FBIS will allow local employers to still access the labour market outside the CTA. And it will allow people from outside the CTA to study here or join family members who are settled in Jersey.
Where possible, FBIS will align with the proposed Migration Control Policy by reducing net inward migration.
Currently immigration controls only affect those from outside of Europe, however from the 1 January 2021, if you are not British or Irish you’ll need an immigration permission to visit, work, study or settle in Jersey.
Like the UK we’ve ensured that all those EU nationals who are resident in the Island now can get their immigration permission by applying to the settlement scheme – individuals need to be here by the end of 2020 and have until 30 June 2021 to apply.
From 1 January 2021, EU nationals who come to the Island for the first time, will be able to visit for up to 6 months without a visa. All those who wish to work, study or settle will need a visa before they arrive.
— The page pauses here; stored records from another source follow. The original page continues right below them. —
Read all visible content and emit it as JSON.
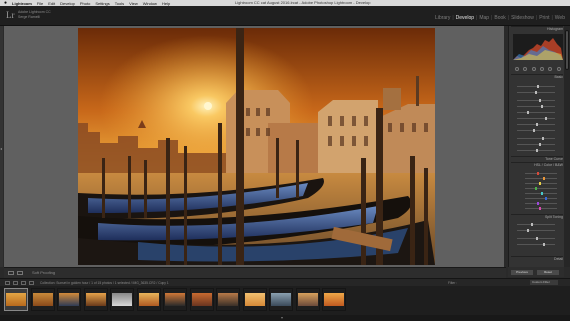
{
  "menubar": {
    "app_name": "Lightroom",
    "items": [
      "File",
      "Edit",
      "Develop",
      "Photo",
      "Settings",
      "Tools",
      "View",
      "Window",
      "Help"
    ],
    "window_title": "Lightroom CC cat August 2016.lrcat - Adobe Photoshop Lightroom - Develop"
  },
  "identity": {
    "logo": "Lr",
    "line1": "Adobe Lightroom CC",
    "line2": "Serge Ramelli"
  },
  "modules": {
    "items": [
      {
        "label": "Library",
        "active": false
      },
      {
        "label": "Develop",
        "active": true
      },
      {
        "label": "Map",
        "active": false
      },
      {
        "label": "Book",
        "active": false
      },
      {
        "label": "Slideshow",
        "active": false
      },
      {
        "label": "Print",
        "active": false
      },
      {
        "label": "Web",
        "active": false
      }
    ],
    "separator": "|"
  },
  "right_panel": {
    "histogram_label": "Histogram",
    "basic_label": "Basic",
    "tone_curve_label": "Tone Curve",
    "hsl_label": "HSL / Color / B&W",
    "split_toning_label": "Split Toning",
    "detail_label": "Detail",
    "previous_button": "Previous",
    "reset_button": "Reset"
  },
  "toolbar": {
    "soft_proofing_label": "Soft Proofing"
  },
  "filmbar": {
    "breadcrumb": "Collection: Sunset in golden hour  /  1 of 15 photos / 1 selected / IMG_3635.CR2 / Copy 1",
    "filter_label": "Filter :",
    "filter_value": "Custom Filter"
  },
  "filmstrip": {
    "selected_index": 0,
    "thumb_colors": [
      [
        "#b86a1c",
        "#e3a544"
      ],
      [
        "#8a4a1a",
        "#c98a3a"
      ],
      [
        "#2e3b55",
        "#d28a3a"
      ],
      [
        "#6a3a1a",
        "#e6a24a"
      ],
      [
        "#d9d9d9",
        "#888888"
      ],
      [
        "#b05a22",
        "#e8b45a"
      ],
      [
        "#2a2a2a",
        "#d07838"
      ],
      [
        "#6a3520",
        "#c86a30"
      ],
      [
        "#3a3028",
        "#b87a48"
      ],
      [
        "#d68a38",
        "#f2c070"
      ],
      [
        "#3b4a5a",
        "#8aa0b0"
      ],
      [
        "#6c4a3a",
        "#d7a05c"
      ],
      [
        "#c05a20",
        "#f0a848"
      ]
    ]
  }
}
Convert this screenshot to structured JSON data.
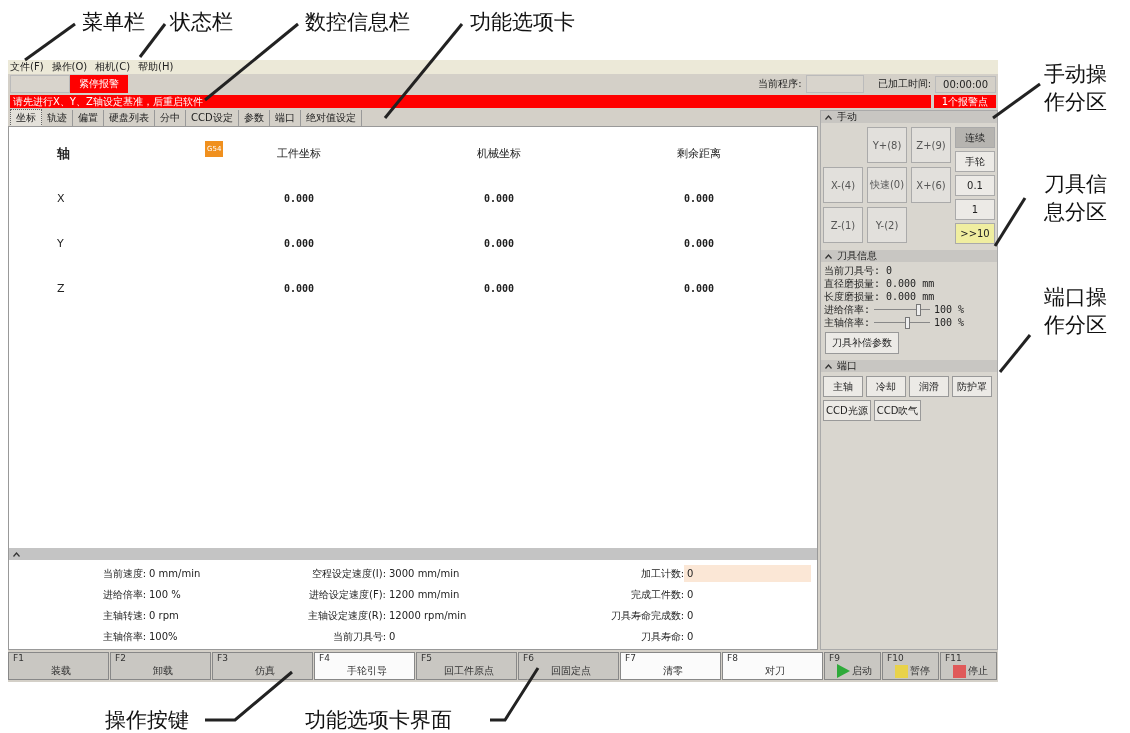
{
  "annotations": {
    "top": [
      {
        "label": "菜单栏"
      },
      {
        "label": "状态栏"
      },
      {
        "label": "数控信息栏"
      },
      {
        "label": "功能选项卡"
      }
    ],
    "right": [
      {
        "label": "手动操作分区"
      },
      {
        "label": "刀具信息分区"
      },
      {
        "label": "端口操作分区"
      }
    ],
    "bottom": [
      {
        "label": "操作按键"
      },
      {
        "label": "功能选项卡界面"
      }
    ]
  },
  "menu": [
    "文件(F)",
    "操作(O)",
    "相机(C)",
    "帮助(H)"
  ],
  "status_bar": {
    "alarm": "紧停报警",
    "program_label": "当前程序:",
    "time_label": "已加工时间:",
    "time": "00:00:00"
  },
  "info_bar": {
    "message": "请先进行X、Y、Z轴设定基准，后重启软件",
    "alarm_count": "1个报警点"
  },
  "tabs": [
    {
      "label": "坐标",
      "selected": true
    },
    {
      "label": "轨迹",
      "selected": false
    },
    {
      "label": "偏置",
      "selected": false
    },
    {
      "label": "硬盘列表",
      "selected": false
    },
    {
      "label": "分中",
      "selected": false
    },
    {
      "label": "CCD设定",
      "selected": false
    },
    {
      "label": "参数",
      "selected": false
    },
    {
      "label": "端口",
      "selected": false
    },
    {
      "label": "绝对值设定",
      "selected": false
    }
  ],
  "table": {
    "columns": [
      "轴",
      "工件坐标",
      "机械坐标",
      "剩余距离"
    ],
    "badge": "G54",
    "rows": [
      [
        "X",
        "0.000",
        "0.000",
        "0.000"
      ],
      [
        "Y",
        "0.000",
        "0.000",
        "0.000"
      ],
      [
        "Z",
        "0.000",
        "0.000",
        "0.000"
      ]
    ]
  },
  "info": [
    [
      {
        "label": "当前速度:",
        "value": "0 mm/min",
        "kind": "text"
      },
      {
        "label": "进给倍率:",
        "value": "100 %",
        "kind": "text"
      },
      {
        "label": "主轴转速:",
        "value": "0 rpm",
        "kind": "text"
      },
      {
        "label": "主轴倍率:",
        "value": "100%",
        "kind": "text"
      }
    ],
    [
      {
        "label": "空程设定速度(I):",
        "value": "3000 mm/min",
        "kind": "text"
      },
      {
        "label": "进给设定速度(F):",
        "value": "1200 mm/min",
        "kind": "text"
      },
      {
        "label": "主轴设定速度(R):",
        "value": "12000 rpm/min",
        "kind": "text"
      },
      {
        "label": "当前刀具号:",
        "value": "0",
        "kind": "text"
      }
    ],
    [
      {
        "label": "加工计数:",
        "value": "0",
        "kind": "field"
      },
      {
        "label": "完成工件数:",
        "value": "0",
        "kind": "text"
      },
      {
        "label": "刀具寿命完成数:",
        "value": "0",
        "kind": "text"
      },
      {
        "label": "刀具寿命:",
        "value": "0",
        "kind": "text"
      }
    ]
  ],
  "manual": {
    "title": "手动",
    "jog": [
      "Y+(8)",
      "Z+(9)",
      "X-(4)",
      "快速(0)",
      "X+(6)",
      "Z-(1)",
      "Y-(2)"
    ],
    "modes": [
      {
        "label": "连续",
        "selected": true
      },
      {
        "label": "手轮",
        "selected": false
      }
    ],
    "steps": [
      {
        "label": "0.1",
        "selected": false
      },
      {
        "label": "1",
        "selected": false
      },
      {
        "label": ">>10",
        "selected": true
      }
    ]
  },
  "tool": {
    "title": "刀具信息",
    "number": "当前刀具号: 0",
    "diameter": "直径磨损量: 0.000 mm",
    "length": "长度磨损量: 0.000 mm",
    "sliders": [
      {
        "label": "进给倍率:",
        "level": 0.8,
        "reading": "100 %"
      },
      {
        "label": "主轴倍率:",
        "level": 0.6,
        "reading": "100 %"
      }
    ],
    "button": "刀具补偿参数"
  },
  "ports": {
    "title": "端口",
    "buttons": [
      "主轴",
      "冷却",
      "润滑",
      "防护罩",
      "CCD光源",
      "CCD吹气"
    ]
  },
  "keys": [
    {
      "key": "F1",
      "label": "装载",
      "kind": "plain",
      "highlighted": false
    },
    {
      "key": "F2",
      "label": "卸载",
      "kind": "plain",
      "highlighted": false
    },
    {
      "key": "F3",
      "label": "仿真",
      "kind": "plain",
      "highlighted": false
    },
    {
      "key": "F4",
      "label": "手轮引导",
      "kind": "plain",
      "highlighted": true
    },
    {
      "key": "F5",
      "label": "回工件原点",
      "kind": "plain",
      "highlighted": false
    },
    {
      "key": "F6",
      "label": "回固定点",
      "kind": "plain",
      "highlighted": false
    },
    {
      "key": "F7",
      "label": "清零",
      "kind": "plain",
      "highlighted": true
    },
    {
      "key": "F8",
      "label": "对刀",
      "kind": "plain",
      "highlighted": true
    },
    {
      "key": "F9",
      "label": "启动",
      "kind": "start",
      "highlighted": false
    },
    {
      "key": "F10",
      "label": "暂停",
      "kind": "pause",
      "highlighted": false
    },
    {
      "key": "F11",
      "label": "停止",
      "kind": "stop",
      "highlighted": false
    }
  ]
}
Anyone who needs a visa to come to Jersey will be subject to criminality checks.
From 1 October 2021, Jersey will not accept insecure EU identity cards as travel documents for newly arriving EU nationals. However, those with settled or pre-settled status will be able to continue using their national identity cards until at least December 2025.
We recognise that Jersey’s demographics are different to that of the UK and the Island relies more heavily on seasonal and temporary workers, particularly in agriculture and hospitality sectors which employs a large number of EU nationals.
Therefore, we have opened up and simplified the immigration routes for those who want to come and work in Jersey.
In same way as our immigration controls are working now, there will be the ability for skilled workers to come to the Island who will be on an immigration permission that could lead to settlement.
The main criteria for the skilled immigration route are a £30,000 minimum salary, English language test and the job to be at ‘A’ level or an equivalent level. All these criteria are detailed in the updated Work Permit policy.
There will also be a temporary permission for up to 9 months for those on lower incomes.
The 9 month permission, will not lead to settlement and will require 3 months absence before, returning for a further 9 month period.
This route is currently open to the agriculture, fishing and hotel sectors, and we have been working closely with these industries.
Consideration will be given to any other sector who demonstrate the need to employ EU nationals.
There won’t be an immigration cap on the numbers that can come in and work. We will align with the Control of Housing and Work permissions and rely on the business licenses that have been issued.
Employers of those who need a visa to work in Jersey will need a work permit.
We’ve updated the Work Permit policy and simplified it as we expect there will be a larger number of employers who will need one.
Visas will be needed for those who want to study in the Island and those who want to join family members that are already settled here.
Various other existing immigration routes will be opened to EU nationals including those who wish to establish themselves in business, investors or fulfil trade in international services.
Fees for immigration permissions and work permits won’t be increased for 2021 but will be the same for EU nationals as they are for non-EU nationals now.